Put simply, we shiver to stop our body temperature falling. The muscles contract, creating heat, almost as if you were exercising while standing still.
You can burn up to 400 calories an hour shivering in some extremely cold environments – the equivalent of jogging for 45 minutes. The hypothalamus, an area of the brain described as the “thermostat of the body”, kicks muscles into action after signals from the skin warn it of lowering temperatures.
But why we shiver when we have a raised temperature is widely debated. Viral or bacterial infections – usually the source of the fever – cause the body to produce substances called pyrogens, which send signals to the hypothalamus to raise the core body temperature. Dr Graham Archard, of the Royal College of General Practitioners, says, “Shivering occurs before the fever and helps to raise the body’s temperature. It’s not a symptom of fever.”

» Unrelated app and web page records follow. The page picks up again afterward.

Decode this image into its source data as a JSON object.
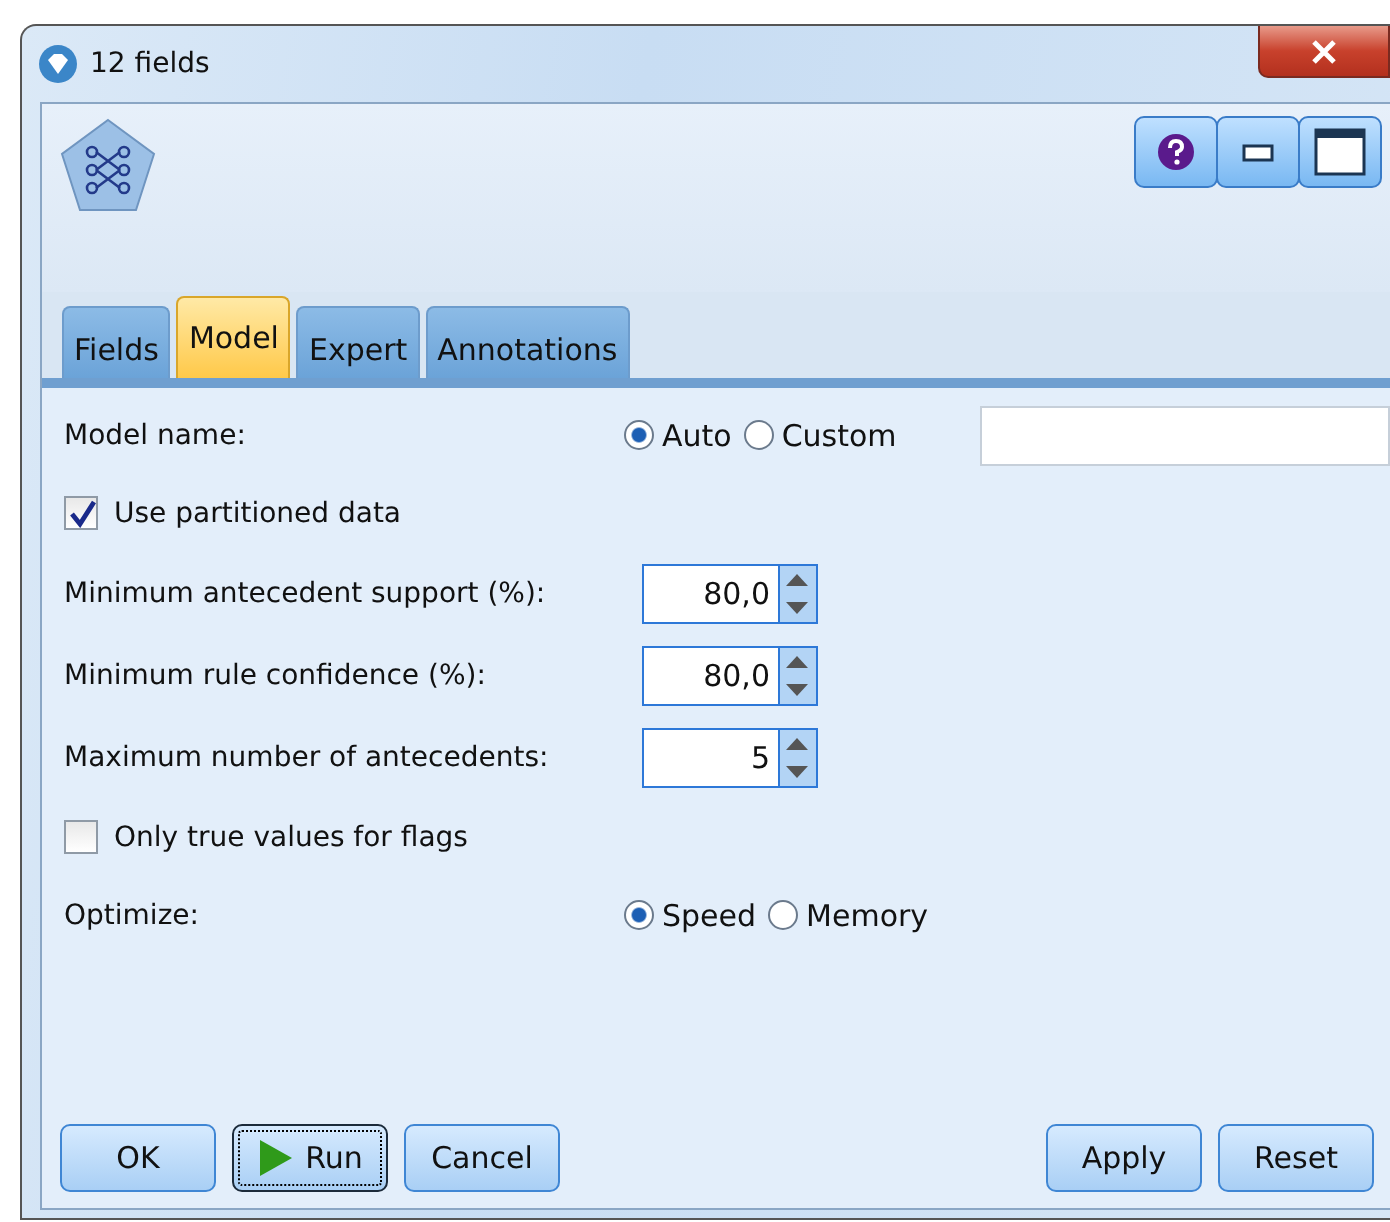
{
  "window": {
    "title": "12 fields"
  },
  "tabs": [
    {
      "label": "Fields",
      "selected": false
    },
    {
      "label": "Model",
      "selected": true
    },
    {
      "label": "Expert",
      "selected": false
    },
    {
      "label": "Annotations",
      "selected": false
    }
  ],
  "model_name": {
    "label": "Model name:",
    "options": [
      {
        "label": "Auto",
        "selected": true
      },
      {
        "label": "Custom",
        "selected": false
      }
    ]
  },
  "use_partitioned": {
    "label": "Use partitioned data",
    "checked": true
  },
  "spinners": [
    {
      "label": "Minimum antecedent support (%):",
      "value": "80,0"
    },
    {
      "label": "Minimum rule confidence (%):",
      "value": "80,0"
    },
    {
      "label": "Maximum number of antecedents:",
      "value": "5"
    }
  ],
  "only_true": {
    "label": "Only true values for flags",
    "checked": false
  },
  "optimize": {
    "label": "Optimize:",
    "options": [
      {
        "label": "Speed",
        "selected": true
      },
      {
        "label": "Memory",
        "selected": false
      }
    ]
  },
  "buttons_left": [
    {
      "label": "OK",
      "kind": "plain"
    },
    {
      "label": "Run",
      "kind": "run"
    },
    {
      "label": "Cancel",
      "kind": "plain"
    }
  ],
  "buttons_right": [
    {
      "label": "Apply"
    },
    {
      "label": "Reset"
    }
  ]
}
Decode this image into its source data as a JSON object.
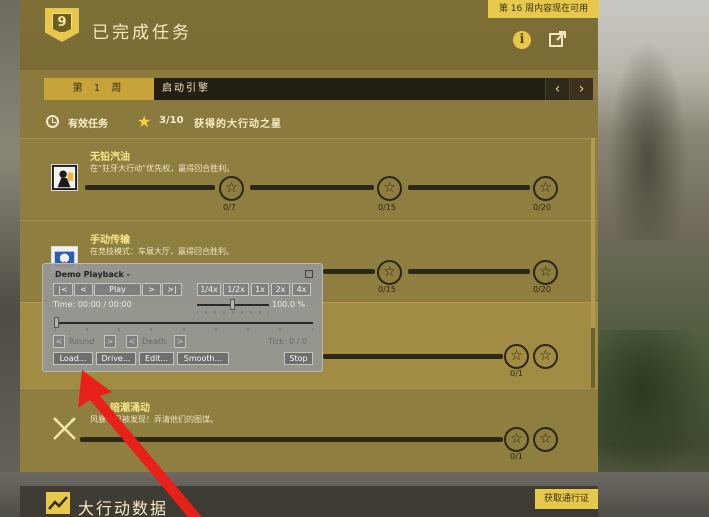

Research suggests that the body uses high temperatures to kill the bacteria or virus causing the illness – many cannot survive above 40ºC, close to the minimum fever temperature of 38.3ºC.